(Data extracted from a collection)

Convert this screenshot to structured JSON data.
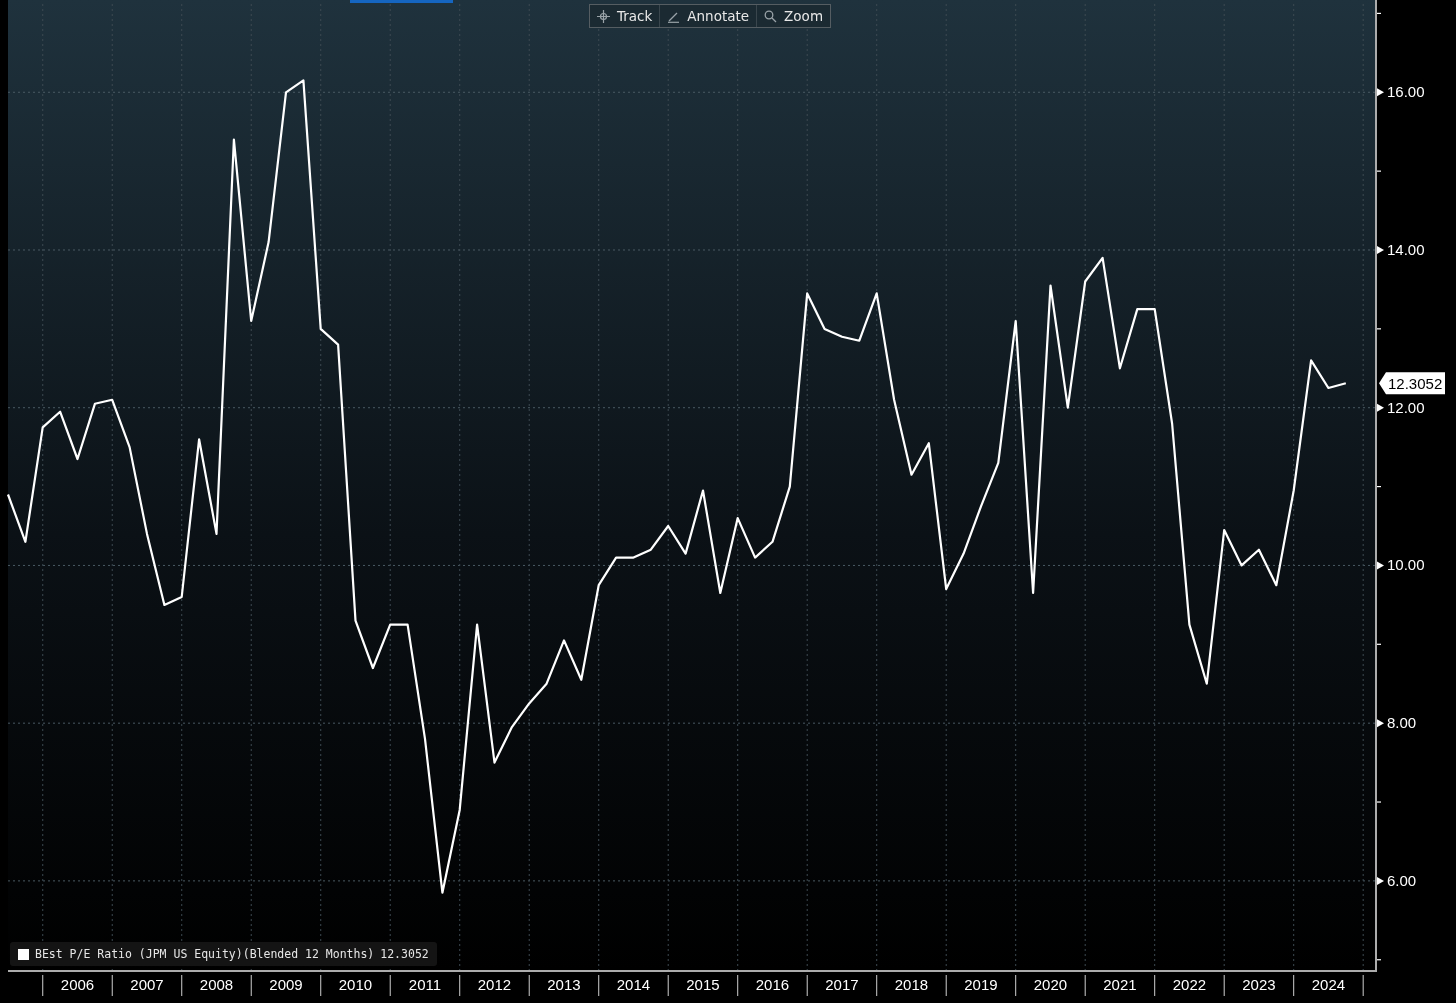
{
  "toolbar": {
    "buttons": [
      {
        "kind": "track",
        "label": "Track"
      },
      {
        "kind": "annotate",
        "label": "Annotate"
      },
      {
        "kind": "zoom",
        "label": "Zoom"
      }
    ]
  },
  "chart": {
    "legend": {
      "value": "12.3052",
      "color": "#ffffff"
    },
    "last_value_label": "12.3052",
    "chart_data": {
      "type": "line",
      "grid": true,
      "x": [
        2005.5,
        2005.75,
        2006,
        2006.25,
        2006.5,
        2006.75,
        2007,
        2007.25,
        2007.5,
        2007.75,
        2008,
        2008.25,
        2008.5,
        2008.75,
        2009,
        2009.25,
        2009.5,
        2009.75,
        2010,
        2010.25,
        2010.5,
        2010.75,
        2011,
        2011.25,
        2011.5,
        2011.75,
        2012,
        2012.25,
        2012.5,
        2012.75,
        2013,
        2013.25,
        2013.5,
        2013.75,
        2014,
        2014.25,
        2014.5,
        2014.75,
        2015,
        2015.25,
        2015.5,
        2015.75,
        2016,
        2016.25,
        2016.5,
        2016.75,
        2017,
        2017.25,
        2017.5,
        2017.75,
        2018,
        2018.25,
        2018.5,
        2018.75,
        2019,
        2019.25,
        2019.5,
        2019.75,
        2020,
        2020.25,
        2020.5,
        2020.75,
        2021,
        2021.25,
        2021.5,
        2021.75,
        2022,
        2022.25,
        2022.5,
        2022.75,
        2023,
        2023.25,
        2023.5,
        2023.75,
        2024,
        2024.25,
        2024.5,
        2024.75
      ],
      "series": [
        {
          "name": "BEst P/E Ratio (JPM US Equity)(Blended 12 Months)",
          "color": "#ffffff",
          "values": [
            10.9,
            10.3,
            11.75,
            11.95,
            11.35,
            12.05,
            12.1,
            11.5,
            10.4,
            9.5,
            9.6,
            11.6,
            10.4,
            15.4,
            13.1,
            14.1,
            16.0,
            16.15,
            13.0,
            12.8,
            9.3,
            8.7,
            9.25,
            9.25,
            7.8,
            5.85,
            6.9,
            9.25,
            7.5,
            7.95,
            8.25,
            8.5,
            9.05,
            8.55,
            9.75,
            10.1,
            10.1,
            10.2,
            10.5,
            10.15,
            10.95,
            9.65,
            10.6,
            10.1,
            10.3,
            11.0,
            13.45,
            13.0,
            12.9,
            12.85,
            13.45,
            12.1,
            11.15,
            11.55,
            9.7,
            10.15,
            10.75,
            11.3,
            13.1,
            9.65,
            13.55,
            12.0,
            13.6,
            13.9,
            12.5,
            13.25,
            13.25,
            11.8,
            9.25,
            8.5,
            10.45,
            10.0,
            10.2,
            9.75,
            10.95,
            12.6,
            12.25,
            12.31
          ]
        }
      ],
      "xlim": [
        2005.5,
        2025.17
      ],
      "ylim": [
        4.87,
        17.17
      ],
      "xticks": [
        {
          "value": 2006.5,
          "label": "2006"
        },
        {
          "value": 2007.5,
          "label": "2007"
        },
        {
          "value": 2008.5,
          "label": "2008"
        },
        {
          "value": 2009.5,
          "label": "2009"
        },
        {
          "value": 2010.5,
          "label": "2010"
        },
        {
          "value": 2011.5,
          "label": "2011"
        },
        {
          "value": 2012.5,
          "label": "2012"
        },
        {
          "value": 2013.5,
          "label": "2013"
        },
        {
          "value": 2014.5,
          "label": "2014"
        },
        {
          "value": 2015.5,
          "label": "2015"
        },
        {
          "value": 2016.5,
          "label": "2016"
        },
        {
          "value": 2017.5,
          "label": "2017"
        },
        {
          "value": 2018.5,
          "label": "2018"
        },
        {
          "value": 2019.5,
          "label": "2019"
        },
        {
          "value": 2020.5,
          "label": "2020"
        },
        {
          "value": 2021.5,
          "label": "2021"
        },
        {
          "value": 2022.5,
          "label": "2022"
        },
        {
          "value": 2023.5,
          "label": "2023"
        },
        {
          "value": 2024.5,
          "label": "2024"
        }
      ],
      "yticks": [
        {
          "value": 6,
          "label": "6.00"
        },
        {
          "value": 8,
          "label": "8.00"
        },
        {
          "value": 10,
          "label": "10.00"
        },
        {
          "value": 12,
          "label": "12.00"
        },
        {
          "value": 14,
          "label": "14.00"
        },
        {
          "value": 16,
          "label": "16.00"
        }
      ]
    }
  }
}
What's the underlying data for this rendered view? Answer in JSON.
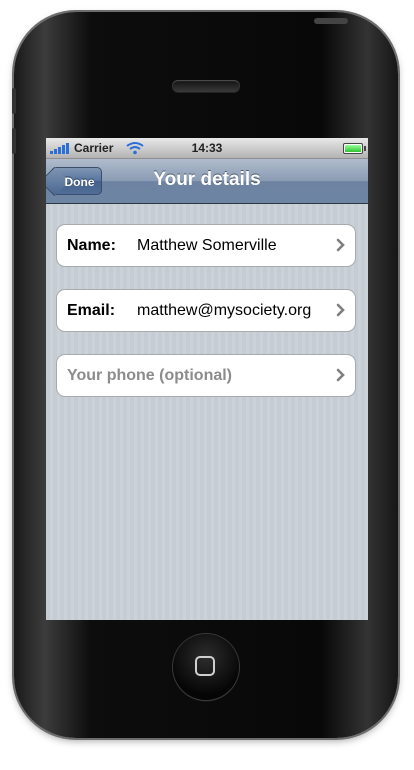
{
  "status_bar": {
    "carrier": "Carrier",
    "time": "14:33",
    "signal_icon": "signal-bars-icon",
    "wifi_icon": "wifi-icon",
    "battery_icon": "battery-icon",
    "battery_level": 1.0
  },
  "nav": {
    "back_label": "Done",
    "title": "Your details"
  },
  "rows": [
    {
      "label": "Name:",
      "value": "Matthew Somerville",
      "icon": "chevron-right-icon"
    },
    {
      "label": "Email:",
      "value": "matthew@mysociety.org",
      "icon": "chevron-right-icon"
    },
    {
      "placeholder": "Your phone (optional)",
      "icon": "chevron-right-icon"
    }
  ],
  "colors": {
    "nav_bar": "#6d84a2",
    "background": "#c5ccd4",
    "signal": "#2a6ed8",
    "battery": "#2ec42e"
  }
}
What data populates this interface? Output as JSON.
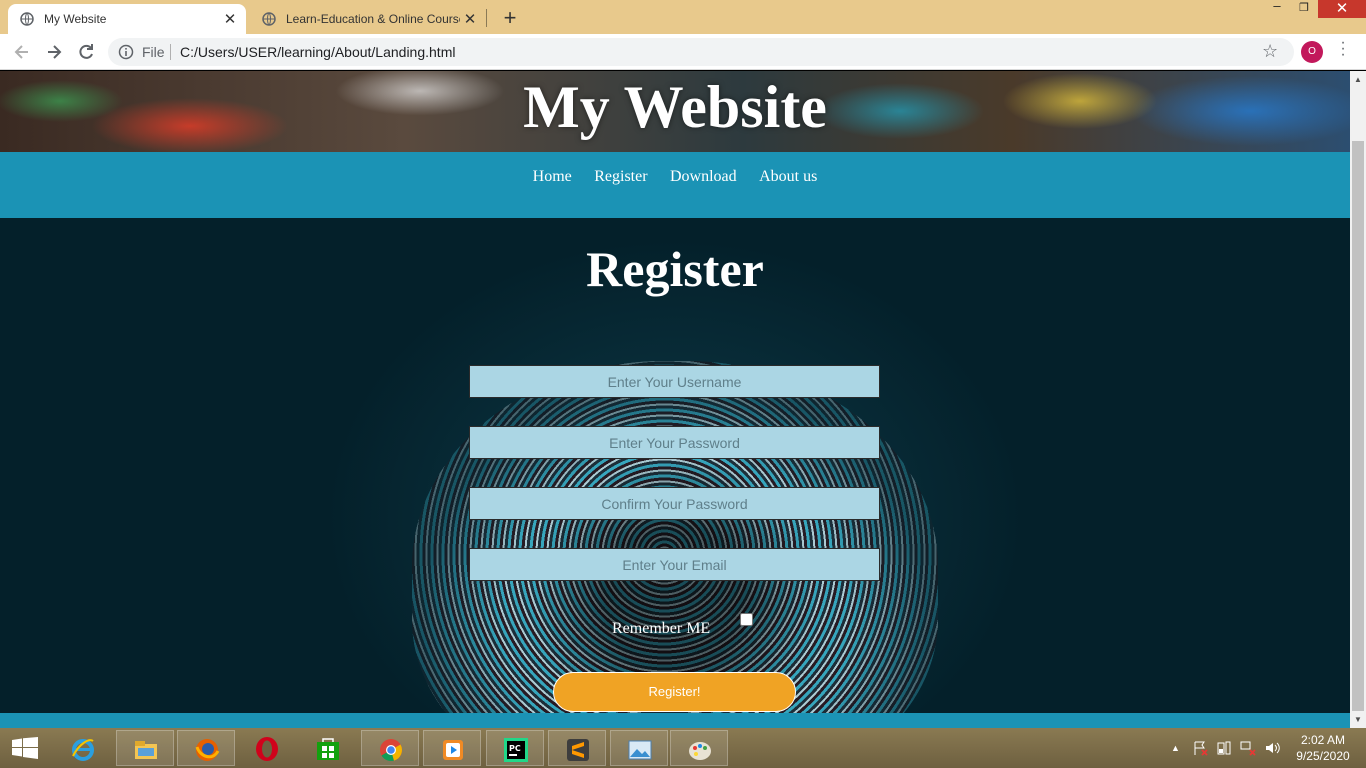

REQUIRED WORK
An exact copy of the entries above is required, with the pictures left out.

ANSWER AREA
Convert this screenshot to structured JSON data.
{
  "toolbar": {
    "buttons": [
      {
        "kind": "track",
        "label": "Track"
      },
      {
        "kind": "annotate",
        "label": "Annotate"
      },
      {
        "kind": "zoom",
        "label": "Zoom"
      }
    ]
  },
  "chart": {
    "legend": {
      "value": "12.3052",
      "color": "#ffffff"
    },
    "last_value_label": "12.3052",
    "chart_data": {
      "type": "line",
      "grid": true,
      "x": [
        2005.5,
        2005.75,
        2006,
        2006.25,
        2006.5,
        2006.75,
        2007,
        2007.25,
        2007.5,
        2007.75,
        2008,
        2008.25,
        2008.5,
        2008.75,
        2009,
        2009.25,
        2009.5,
        2009.75,
        2010,
        2010.25,
        2010.5,
        2010.75,
        2011,
        2011.25,
        2011.5,
        2011.75,
        2012,
        2012.25,
        2012.5,
        2012.75,
        2013,
        2013.25,
        2013.5,
        2013.75,
        2014,
        2014.25,
        2014.5,
        2014.75,
        2015,
        2015.25,
        2015.5,
        2015.75,
        2016,
        2016.25,
        2016.5,
        2016.75,
        2017,
        2017.25,
        2017.5,
        2017.75,
        2018,
        2018.25,
        2018.5,
        2018.75,
        2019,
        2019.25,
        2019.5,
        2019.75,
        2020,
        2020.25,
        2020.5,
        2020.75,
        2021,
        2021.25,
        2021.5,
        2021.75,
        2022,
        2022.25,
        2022.5,
        2022.75,
        2023,
        2023.25,
        2023.5,
        2023.75,
        2024,
        2024.25,
        2024.5,
        2024.75
      ],
      "series": [
        {
          "name": "BEst P/E Ratio (JPM US Equity)(Blended 12 Months)",
          "color": "#ffffff",
          "values": [
            10.9,
            10.3,
            11.75,
            11.95,
            11.35,
            12.05,
            12.1,
            11.5,
            10.4,
            9.5,
            9.6,
            11.6,
            10.4,
            15.4,
            13.1,
            14.1,
            16.0,
            16.15,
            13.0,
            12.8,
            9.3,
            8.7,
            9.25,
            9.25,
            7.8,
            5.85,
            6.9,
            9.25,
            7.5,
            7.95,
            8.25,
            8.5,
            9.05,
            8.55,
            9.75,
            10.1,
            10.1,
            10.2,
            10.5,
            10.15,
            10.95,
            9.65,
            10.6,
            10.1,
            10.3,
            11.0,
            13.45,
            13.0,
            12.9,
            12.85,
            13.45,
            12.1,
            11.15,
            11.55,
            9.7,
            10.15,
            10.75,
            11.3,
            13.1,
            9.65,
            13.55,
            12.0,
            13.6,
            13.9,
            12.5,
            13.25,
            13.25,
            11.8,
            9.25,
            8.5,
            10.45,
            10.0,
            10.2,
            9.75,
            10.95,
            12.6,
            12.25,
            12.31
          ]
        }
      ],
      "xlim": [
        2005.5,
        2025.17
      ],
      "ylim": [
        4.87,
        17.17
      ],
      "xticks": [
        {
          "value": 2006.5,
          "label": "2006"
        },
        {
          "value": 2007.5,
          "label": "2007"
        },
        {
          "value": 2008.5,
          "label": "2008"
        },
        {
          "value": 2009.5,
          "label": "2009"
        },
        {
          "value": 2010.5,
          "label": "2010"
        },
        {
          "value": 2011.5,
          "label": "2011"
        },
        {
          "value": 2012.5,
          "label": "2012"
        },
        {
          "value": 2013.5,
          "label": "2013"
        },
        {
          "value": 2014.5,
          "label": "2014"
        },
        {
          "value": 2015.5,
          "label": "2015"
        },
        {
          "value": 2016.5,
          "label": "2016"
        },
        {
          "value": 2017.5,
          "label": "2017"
        },
        {
          "value": 2018.5,
          "label": "2018"
        },
        {
          "value": 2019.5,
          "label": "2019"
        },
        {
          "value": 2020.5,
          "label": "2020"
        },
        {
          "value": 2021.5,
          "label": "2021"
        },
        {
          "value": 2022.5,
          "label": "2022"
        },
        {
          "value": 2023.5,
          "label": "2023"
        },
        {
          "value": 2024.5,
          "label": "2024"
        }
      ],
      "yticks": [
        {
          "value": 6,
          "label": "6.00"
        },
        {
          "value": 8,
          "label": "8.00"
        },
        {
          "value": 10,
          "label": "10.00"
        },
        {
          "value": 12,
          "label": "12.00"
        },
        {
          "value": 14,
          "label": "14.00"
        },
        {
          "value": 16,
          "label": "16.00"
        }
      ]
    }
  }
}
What's the underlying data for this rendered view? Answer in JSON.
{
  "status_bar": {
    "carrier": "Carrier",
    "time": "14:33",
    "signal_icon": "signal-bars-icon",
    "wifi_icon": "wifi-icon",
    "battery_icon": "battery-icon",
    "battery_level": 1.0
  },
  "nav": {
    "back_label": "Done",
    "title": "Your details"
  },
  "rows": [
    {
      "label": "Name:",
      "value": "Matthew Somerville",
      "icon": "chevron-right-icon"
    },
    {
      "label": "Email:",
      "value": "matthew@mysociety.org",
      "icon": "chevron-right-icon"
    },
    {
      "placeholder": "Your phone (optional)",
      "icon": "chevron-right-icon"
    }
  ],
  "colors": {
    "nav_bar": "#6d84a2",
    "background": "#c5ccd4",
    "signal": "#2a6ed8",
    "battery": "#2ec42e"
  }
}
What data populates this interface? Output as JSON.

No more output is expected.